Involving your family members in the housework outside business hours will help you resist the temptation to ‘just put a load of washing on’ or ‘quickly put dinner in the slow cooker’ during work, and prevent you having to catch up later. Better still, you could try out alternative workspaces such as a local library, café or co-working space to remove yourself from these temptations.
How To Boost Your Productivity
Tip #1: De-cluttering
First things first, a big clean-out may be in order to get rid of any non-essential items. Next, create designated spaces for all documents, supplies and stationery in drawers or closed cupboards, ideally away from your desk. Be sure to put everything back immediately after use.
Consolidate your notes and lists on a single list or calendar to help you visualise the bigger picture. Pending folders on both your desk and your email inbox can also be a lifesaver.
Tip #2: Routine
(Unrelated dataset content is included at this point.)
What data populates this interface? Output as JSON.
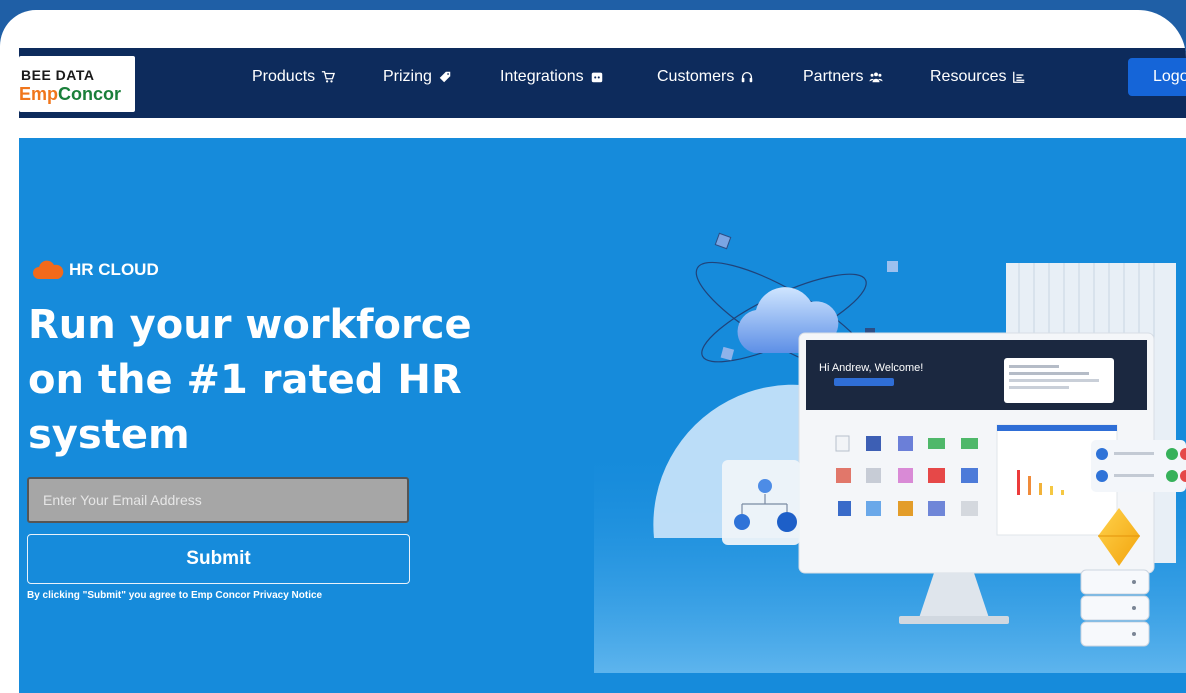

When working from home, make sure you have set routines at both the start and end of the workday to signal to your brain that work has clear boundaries. Simply tidying up your desk and writing a list of priorities for tomorrow as you clock off, before moving on to a clearly non-work task like exercise or meditation, can help you split work and leisure.
Over time, keeping stricter working hours this way should boost your productivity as you’re allowing yourself allocated, guilt-free ‘off-work’ time. By gradually getting the right habits in place, you’ll save your mental energy for getting your work done more efficiently.
Tip #3: Co-working spaces
The easiest way to avoid time-wasting distractions at home is taking your work out of the home. Co-working is an ideal solution for remote workers, offering a clear distinction between home and work without meaning a return to the dreary office cubicle we all know (and don’t miss).
For entrepreneurs running their own business in particular, the networking and collaboration of these spaces can offer both social and financial benefits for your business through industry events, mentors and other perks. Once you find a co-working space with the right services, facilities and overall vibe for you, it can present the best of both worlds for both your productivity and your happiness.
About the Author
Jock Fair is an entrepreneur and the founder of Little Tokyo Two, Brisbane’s largest co-working space.